These days it's a lot easier to start a software company than it used to be. With the plethora of cloud services available at the click of a mouse companies can focus less on infrastructure logistics and more on their product. In this way, startups have it easy.
Before I continue I have a confession to make - Marketpath is not a startup.
Wow! That felt good! You don't know how long I've been holding on to that secret.
Ok, so maybe you read the about us page and you already knew that. We've been around since 2001.
We've claimed that we're like a startup but, in reality, that is far from the truth. We are established, healthy, and revenue positive. But along with being healthy we have our share of legacy systems with legacy problems. More specifically, we have a lot of old equipment running our infrastructure.
In 2001, we purchased our first server. It was a Dell Poweredge 2500. I remember, because I bought it and was excited about the possibilities for that powerful server. General websites and web applications were a piece of cake. So, we added an email server and database to it. Then, over the next several years, we bought another server and then another. Initially, we only managed the servers. But then it changed.
In 2004, we moved to nFrame, a data center in Carmel, IN. Since then, we've had to buy all the firewalls, routers, switches, backup devices, metered PDU's, and all the other fun that comes along with managing a SaaS infrastructure. And that's just the hardware. There was a slew of software for everything from email to backups to databases.
For a small resourceful staff this was one heck of a burden, especially when things went wrong. We had to worry about single points of failure in infrastructure, server hard drives, backplanes, power supplies, fans, memory, SCSI cards, NIC's, and many, many other intricate and complicated devices going kaput. And then there was the software maintenance.
Me and other staff have spent many long nights standing above the air conditioning panel right in front of our rack. Luckily, in all these years, our longest outage for any website was limited to about 4 hours. And that's because when the you-know-what hits the fan, we got very creative.
Startups don't have to worry about infrastructure - at least in the same sense that Marketpath and every other software company that's been around for more than five years has had to. Infrastructure is a huge resource suck. Proper planning, implementation, and maintenance should be full time jobs. When everything seemed to be humming along nicely, some small issue was festering behind the scenes getting ready to rear its ugly face.
Startups can focus on building software and leave the infrastructure to the experts. Now there's Amazon Web Services, Microsoft Azure, Rackspace, and many more infrastructure-as-a-service (IaaS) companies. These companies handle all the gory details and monitoring of core hardware devices. They provide virtual servers and other services that can be plugged into easily.

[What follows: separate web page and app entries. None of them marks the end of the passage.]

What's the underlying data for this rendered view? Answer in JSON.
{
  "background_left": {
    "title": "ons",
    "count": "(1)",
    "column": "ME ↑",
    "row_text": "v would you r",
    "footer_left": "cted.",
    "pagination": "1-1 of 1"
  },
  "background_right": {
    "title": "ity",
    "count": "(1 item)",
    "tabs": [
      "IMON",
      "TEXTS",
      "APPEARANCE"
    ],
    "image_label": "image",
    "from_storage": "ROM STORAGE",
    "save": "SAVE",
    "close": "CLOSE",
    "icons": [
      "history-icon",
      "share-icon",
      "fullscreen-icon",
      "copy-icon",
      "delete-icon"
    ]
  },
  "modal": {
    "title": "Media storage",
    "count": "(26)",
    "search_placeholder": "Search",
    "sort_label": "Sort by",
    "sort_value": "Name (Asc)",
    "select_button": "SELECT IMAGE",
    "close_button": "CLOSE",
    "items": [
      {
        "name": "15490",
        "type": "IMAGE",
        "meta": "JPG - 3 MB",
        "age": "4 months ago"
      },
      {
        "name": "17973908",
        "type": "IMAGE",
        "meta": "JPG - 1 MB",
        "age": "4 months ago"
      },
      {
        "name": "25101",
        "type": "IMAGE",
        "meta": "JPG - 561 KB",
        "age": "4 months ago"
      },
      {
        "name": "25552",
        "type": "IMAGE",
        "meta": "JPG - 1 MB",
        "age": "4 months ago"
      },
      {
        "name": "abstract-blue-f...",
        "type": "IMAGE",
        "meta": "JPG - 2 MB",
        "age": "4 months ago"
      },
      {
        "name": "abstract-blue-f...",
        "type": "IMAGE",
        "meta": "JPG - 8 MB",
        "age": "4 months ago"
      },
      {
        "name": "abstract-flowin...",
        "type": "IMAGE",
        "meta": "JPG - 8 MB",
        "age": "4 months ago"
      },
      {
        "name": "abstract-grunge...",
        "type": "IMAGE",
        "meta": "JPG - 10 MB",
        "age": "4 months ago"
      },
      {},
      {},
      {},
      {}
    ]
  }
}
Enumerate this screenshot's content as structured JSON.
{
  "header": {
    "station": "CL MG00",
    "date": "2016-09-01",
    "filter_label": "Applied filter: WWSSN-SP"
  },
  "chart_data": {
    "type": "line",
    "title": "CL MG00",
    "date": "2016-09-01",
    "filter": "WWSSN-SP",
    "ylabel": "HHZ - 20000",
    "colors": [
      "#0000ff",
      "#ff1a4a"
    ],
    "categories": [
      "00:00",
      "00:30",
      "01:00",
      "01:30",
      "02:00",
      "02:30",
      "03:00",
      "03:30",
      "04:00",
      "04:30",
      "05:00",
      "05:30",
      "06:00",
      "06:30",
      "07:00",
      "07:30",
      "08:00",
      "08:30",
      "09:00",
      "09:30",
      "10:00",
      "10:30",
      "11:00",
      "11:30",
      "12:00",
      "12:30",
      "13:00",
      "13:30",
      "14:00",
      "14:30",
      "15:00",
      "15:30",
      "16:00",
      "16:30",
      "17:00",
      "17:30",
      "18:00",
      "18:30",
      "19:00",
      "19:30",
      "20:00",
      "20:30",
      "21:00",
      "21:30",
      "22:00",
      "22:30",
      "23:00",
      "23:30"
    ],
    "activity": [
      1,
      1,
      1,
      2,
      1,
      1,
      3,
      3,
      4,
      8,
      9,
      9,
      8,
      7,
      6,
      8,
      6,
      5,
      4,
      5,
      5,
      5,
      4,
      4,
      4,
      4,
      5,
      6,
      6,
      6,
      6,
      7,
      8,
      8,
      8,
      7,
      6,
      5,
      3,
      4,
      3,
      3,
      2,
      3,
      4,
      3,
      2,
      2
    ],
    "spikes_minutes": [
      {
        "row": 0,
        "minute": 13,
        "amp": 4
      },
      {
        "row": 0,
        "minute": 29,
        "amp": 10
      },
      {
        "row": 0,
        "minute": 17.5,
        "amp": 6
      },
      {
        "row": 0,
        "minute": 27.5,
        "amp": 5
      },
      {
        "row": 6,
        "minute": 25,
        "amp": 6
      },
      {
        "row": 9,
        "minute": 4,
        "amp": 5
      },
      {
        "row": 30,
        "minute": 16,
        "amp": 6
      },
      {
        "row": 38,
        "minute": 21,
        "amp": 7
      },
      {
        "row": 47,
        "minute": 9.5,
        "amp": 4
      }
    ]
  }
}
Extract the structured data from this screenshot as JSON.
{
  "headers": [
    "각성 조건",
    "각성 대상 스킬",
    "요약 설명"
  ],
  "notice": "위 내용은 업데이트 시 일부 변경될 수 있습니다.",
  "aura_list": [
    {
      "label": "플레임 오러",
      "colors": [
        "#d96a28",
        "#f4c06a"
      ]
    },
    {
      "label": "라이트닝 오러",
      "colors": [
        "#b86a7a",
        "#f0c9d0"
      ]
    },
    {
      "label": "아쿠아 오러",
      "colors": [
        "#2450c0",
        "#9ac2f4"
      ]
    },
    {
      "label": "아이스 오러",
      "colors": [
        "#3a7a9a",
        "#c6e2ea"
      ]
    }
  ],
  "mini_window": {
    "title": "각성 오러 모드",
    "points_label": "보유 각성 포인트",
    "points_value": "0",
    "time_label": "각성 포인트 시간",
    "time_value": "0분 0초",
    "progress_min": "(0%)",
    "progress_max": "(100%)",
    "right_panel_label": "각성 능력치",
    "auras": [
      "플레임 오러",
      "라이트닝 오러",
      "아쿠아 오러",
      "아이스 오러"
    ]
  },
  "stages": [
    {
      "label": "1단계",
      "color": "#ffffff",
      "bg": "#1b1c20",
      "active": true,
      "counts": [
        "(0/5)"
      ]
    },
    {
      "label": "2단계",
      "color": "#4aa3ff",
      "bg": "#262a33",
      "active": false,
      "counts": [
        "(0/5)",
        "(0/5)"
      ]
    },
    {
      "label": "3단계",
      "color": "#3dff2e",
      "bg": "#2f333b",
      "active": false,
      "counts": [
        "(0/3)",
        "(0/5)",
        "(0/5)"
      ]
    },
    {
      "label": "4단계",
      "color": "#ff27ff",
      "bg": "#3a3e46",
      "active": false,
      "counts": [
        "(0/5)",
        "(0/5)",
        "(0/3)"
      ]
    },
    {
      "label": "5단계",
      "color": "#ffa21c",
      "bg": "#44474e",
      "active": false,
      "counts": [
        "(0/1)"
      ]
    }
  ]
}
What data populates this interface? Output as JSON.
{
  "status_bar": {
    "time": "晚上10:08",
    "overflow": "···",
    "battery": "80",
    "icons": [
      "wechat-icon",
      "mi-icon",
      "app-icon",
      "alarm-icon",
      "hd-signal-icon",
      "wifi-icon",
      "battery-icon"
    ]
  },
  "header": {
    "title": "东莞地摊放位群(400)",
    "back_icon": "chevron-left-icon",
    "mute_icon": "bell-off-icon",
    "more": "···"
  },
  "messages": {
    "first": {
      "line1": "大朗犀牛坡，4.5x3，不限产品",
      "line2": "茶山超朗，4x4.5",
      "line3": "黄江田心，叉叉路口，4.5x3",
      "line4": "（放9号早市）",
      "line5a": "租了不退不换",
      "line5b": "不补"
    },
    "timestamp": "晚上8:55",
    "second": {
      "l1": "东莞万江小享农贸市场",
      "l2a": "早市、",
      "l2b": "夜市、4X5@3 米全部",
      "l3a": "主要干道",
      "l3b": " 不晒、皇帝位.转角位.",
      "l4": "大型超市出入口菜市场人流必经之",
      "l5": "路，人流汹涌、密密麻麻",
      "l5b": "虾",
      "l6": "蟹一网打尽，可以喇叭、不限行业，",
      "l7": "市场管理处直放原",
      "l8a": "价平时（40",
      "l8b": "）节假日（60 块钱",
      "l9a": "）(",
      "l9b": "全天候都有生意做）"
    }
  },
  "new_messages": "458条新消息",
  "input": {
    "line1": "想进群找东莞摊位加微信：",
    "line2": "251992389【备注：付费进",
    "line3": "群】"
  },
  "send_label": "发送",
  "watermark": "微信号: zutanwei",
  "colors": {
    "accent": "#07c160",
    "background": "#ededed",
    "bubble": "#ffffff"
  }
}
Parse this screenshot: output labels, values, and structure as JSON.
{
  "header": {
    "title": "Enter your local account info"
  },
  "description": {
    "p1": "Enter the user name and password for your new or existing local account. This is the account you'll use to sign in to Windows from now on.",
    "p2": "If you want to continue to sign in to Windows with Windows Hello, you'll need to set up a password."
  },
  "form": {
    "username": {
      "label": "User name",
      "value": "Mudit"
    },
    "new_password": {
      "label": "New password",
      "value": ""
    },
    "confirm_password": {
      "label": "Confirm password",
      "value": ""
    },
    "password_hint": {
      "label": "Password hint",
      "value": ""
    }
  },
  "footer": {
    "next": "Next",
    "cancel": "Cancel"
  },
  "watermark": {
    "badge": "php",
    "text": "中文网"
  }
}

Now, instead of having to high-tail it over to the local data center, customers simply jump on their iPad, launch the web portal and restart a server or provision more. Only the exact infrastructure necessary is deployed. In the past, we had to buy more hardware than we actually needed so we could scale up to meet demand. There were intricate formulas (that I never used) to calculate capacity needed now vs. capacity needed down the road.
Startups have this provisioning capability at their fingertips and can dedicate their time to building their business and building great software.
Don't get me wrong. Established companies have this too and often implement new projects in virtual environments. It's the legacy software that is the slow moving snail of adoption.
At Marketpath, we began our virtualization quest last summer. We implemented our internal project management and support system which was a simple database and web application. Not too bad.
Since, we've been